Conclusions and Clinical Relevance—The positive chronotropic effects of glycopyrrolate resulted in improvement of hemodynamic function in horses anesthetized with halothane and xylazine. However, prolonged intestinal stasis and colic may limit its use during anesthesia. (Am J Vet Res 2004;65:456–463)

Abstract

Objective—To evaluate cardiopulmonary effects of glycopyrrolate in horses anesthetized with halothane and xylazine.

Animals—6 horses.

Procedure—Horses were allocated to 2 treatment groups in a randomized complete block design. Anesthesia was maintained in mechanically ventilated horses by administration of halothane (1% end-tidal concentration) combined with a constant-rate infusion of xylazine hydrochloride (1 mg/kg/h, IV). Hemodynamic variables were monitored after induction of anesthesia and for 120 minutes after administration of glycopyrrolate or saline (0.9% NaCl) solution.

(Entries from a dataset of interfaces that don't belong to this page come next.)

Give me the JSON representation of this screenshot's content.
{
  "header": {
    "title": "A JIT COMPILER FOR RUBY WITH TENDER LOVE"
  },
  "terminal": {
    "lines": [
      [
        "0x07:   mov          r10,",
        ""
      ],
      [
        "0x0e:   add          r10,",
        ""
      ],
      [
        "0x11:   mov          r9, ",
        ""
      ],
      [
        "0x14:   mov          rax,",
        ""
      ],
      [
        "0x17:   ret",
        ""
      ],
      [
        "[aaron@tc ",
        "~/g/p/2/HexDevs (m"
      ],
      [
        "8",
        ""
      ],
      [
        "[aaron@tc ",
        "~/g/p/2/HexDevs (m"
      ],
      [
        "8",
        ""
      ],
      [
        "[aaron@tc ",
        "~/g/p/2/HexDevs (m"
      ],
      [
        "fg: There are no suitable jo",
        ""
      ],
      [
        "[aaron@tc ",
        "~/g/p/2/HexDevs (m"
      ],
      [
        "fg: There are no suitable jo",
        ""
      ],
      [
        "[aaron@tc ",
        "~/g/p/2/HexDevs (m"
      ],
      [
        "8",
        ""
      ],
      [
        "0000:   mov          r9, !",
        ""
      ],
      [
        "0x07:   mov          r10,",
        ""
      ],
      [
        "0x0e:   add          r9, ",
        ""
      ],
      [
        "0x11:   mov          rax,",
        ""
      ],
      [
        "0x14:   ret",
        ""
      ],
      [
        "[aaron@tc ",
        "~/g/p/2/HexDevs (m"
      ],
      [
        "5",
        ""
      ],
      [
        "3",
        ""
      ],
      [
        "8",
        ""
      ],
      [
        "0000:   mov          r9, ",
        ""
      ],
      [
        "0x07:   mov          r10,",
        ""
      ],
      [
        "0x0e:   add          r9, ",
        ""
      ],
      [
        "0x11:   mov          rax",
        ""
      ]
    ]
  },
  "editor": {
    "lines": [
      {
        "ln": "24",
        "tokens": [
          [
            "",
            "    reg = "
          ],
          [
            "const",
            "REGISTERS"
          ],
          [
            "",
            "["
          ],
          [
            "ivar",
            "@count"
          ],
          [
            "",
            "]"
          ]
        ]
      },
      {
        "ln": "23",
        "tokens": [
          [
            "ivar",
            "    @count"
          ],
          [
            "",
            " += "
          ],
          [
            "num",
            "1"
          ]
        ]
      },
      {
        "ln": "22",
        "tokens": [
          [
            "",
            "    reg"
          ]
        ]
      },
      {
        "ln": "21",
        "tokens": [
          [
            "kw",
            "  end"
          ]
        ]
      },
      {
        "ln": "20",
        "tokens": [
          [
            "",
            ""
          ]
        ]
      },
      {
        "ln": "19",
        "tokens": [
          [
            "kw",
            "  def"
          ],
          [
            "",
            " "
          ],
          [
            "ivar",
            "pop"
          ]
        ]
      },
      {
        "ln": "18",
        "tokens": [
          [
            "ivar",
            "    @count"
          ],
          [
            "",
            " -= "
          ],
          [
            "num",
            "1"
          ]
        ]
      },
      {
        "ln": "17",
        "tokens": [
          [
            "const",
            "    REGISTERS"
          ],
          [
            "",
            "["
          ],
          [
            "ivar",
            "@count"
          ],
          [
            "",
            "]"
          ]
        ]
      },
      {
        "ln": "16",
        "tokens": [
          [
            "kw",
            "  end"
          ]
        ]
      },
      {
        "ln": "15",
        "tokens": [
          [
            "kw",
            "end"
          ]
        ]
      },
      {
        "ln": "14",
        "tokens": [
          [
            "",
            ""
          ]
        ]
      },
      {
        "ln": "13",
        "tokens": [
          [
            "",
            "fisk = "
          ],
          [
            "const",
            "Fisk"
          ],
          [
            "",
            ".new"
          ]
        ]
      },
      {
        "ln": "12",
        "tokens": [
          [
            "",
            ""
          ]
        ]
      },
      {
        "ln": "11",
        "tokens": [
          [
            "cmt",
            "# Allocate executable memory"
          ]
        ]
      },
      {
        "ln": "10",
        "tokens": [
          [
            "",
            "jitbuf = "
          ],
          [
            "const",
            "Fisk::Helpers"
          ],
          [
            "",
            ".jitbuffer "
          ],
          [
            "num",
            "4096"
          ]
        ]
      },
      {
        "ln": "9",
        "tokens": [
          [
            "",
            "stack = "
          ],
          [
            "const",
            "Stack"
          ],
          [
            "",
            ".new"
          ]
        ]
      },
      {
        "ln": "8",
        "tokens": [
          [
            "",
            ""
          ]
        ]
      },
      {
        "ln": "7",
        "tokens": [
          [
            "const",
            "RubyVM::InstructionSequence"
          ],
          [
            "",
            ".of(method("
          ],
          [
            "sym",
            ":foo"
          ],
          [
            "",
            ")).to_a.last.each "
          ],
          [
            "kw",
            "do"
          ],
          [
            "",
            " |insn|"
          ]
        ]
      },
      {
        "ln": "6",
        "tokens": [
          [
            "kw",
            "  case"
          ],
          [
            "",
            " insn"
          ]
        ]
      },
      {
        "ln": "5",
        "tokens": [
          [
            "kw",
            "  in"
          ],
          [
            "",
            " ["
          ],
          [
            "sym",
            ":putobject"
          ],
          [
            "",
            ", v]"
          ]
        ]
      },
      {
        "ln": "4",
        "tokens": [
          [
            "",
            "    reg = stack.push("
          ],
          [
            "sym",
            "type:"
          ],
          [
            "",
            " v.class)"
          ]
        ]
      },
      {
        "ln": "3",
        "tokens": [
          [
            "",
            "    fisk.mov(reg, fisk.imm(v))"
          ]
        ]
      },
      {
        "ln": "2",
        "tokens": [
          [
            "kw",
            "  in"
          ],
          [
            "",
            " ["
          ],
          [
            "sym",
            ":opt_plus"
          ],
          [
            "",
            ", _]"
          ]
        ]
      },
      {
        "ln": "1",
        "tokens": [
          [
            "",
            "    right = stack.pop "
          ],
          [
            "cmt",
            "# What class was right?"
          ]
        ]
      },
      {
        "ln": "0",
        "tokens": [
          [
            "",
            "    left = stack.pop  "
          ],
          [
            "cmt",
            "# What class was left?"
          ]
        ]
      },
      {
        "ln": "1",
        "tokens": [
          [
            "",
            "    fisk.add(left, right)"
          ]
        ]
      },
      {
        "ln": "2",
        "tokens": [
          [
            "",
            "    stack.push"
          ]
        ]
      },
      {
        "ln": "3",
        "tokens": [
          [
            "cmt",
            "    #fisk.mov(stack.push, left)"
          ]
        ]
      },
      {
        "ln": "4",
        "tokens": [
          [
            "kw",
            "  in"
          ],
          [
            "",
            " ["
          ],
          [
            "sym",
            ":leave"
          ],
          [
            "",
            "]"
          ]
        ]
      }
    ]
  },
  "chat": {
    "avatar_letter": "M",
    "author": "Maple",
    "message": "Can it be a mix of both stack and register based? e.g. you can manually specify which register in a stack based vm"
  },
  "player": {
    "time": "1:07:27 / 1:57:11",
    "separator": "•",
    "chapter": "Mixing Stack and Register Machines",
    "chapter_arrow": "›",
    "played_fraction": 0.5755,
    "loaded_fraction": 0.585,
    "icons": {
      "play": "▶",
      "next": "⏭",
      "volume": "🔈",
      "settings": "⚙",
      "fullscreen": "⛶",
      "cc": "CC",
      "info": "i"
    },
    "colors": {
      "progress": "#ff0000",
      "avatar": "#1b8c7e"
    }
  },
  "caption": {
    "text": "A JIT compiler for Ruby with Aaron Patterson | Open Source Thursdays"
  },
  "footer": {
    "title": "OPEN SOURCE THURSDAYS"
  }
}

Glycopyrrolate (2.5 µg/kg, IV) was administered at 10-minute intervals until heart rate (HR) increased at least 30% above baseline or a maximum cumulative dose of 7.5 µg/kg had been injected. Recovery characteristics and intestinal auscultation scores were evaluated for 24 hours after the end of anesthesia.

Results—Cumulative dose of glycopyrrolate administered to 5 horses was 5 µg/kg, whereas 1 horse received 7.5 µg/kg. The positive chronotropic effects of glycopyrrolate were accompanied by an increase in cardiac output, arterial blood pressure, and tissue oxygen delivery. Whereas HR increased by 53% above baseline values at 20 minutes after the last glycopyrrolate injection, cardiac output and mean arterial pressure increased by 38% and 31%, respectively. Glycopyrrolate administration was associated with impaction of the large colon in 1 horse and low intestinal auscultation scores lasting 24 hours in 3 horses.

Conclusions and Clinical Relevance—The positive chronotropic effects of glycopyrrolate resulted in improvement of hemodynamic function in horses anesthetized with halothane and xylazine. However, prolonged intestinal stasis and colic may limit its use during anesthesia. (Am J Vet Res 2004;65:456–463)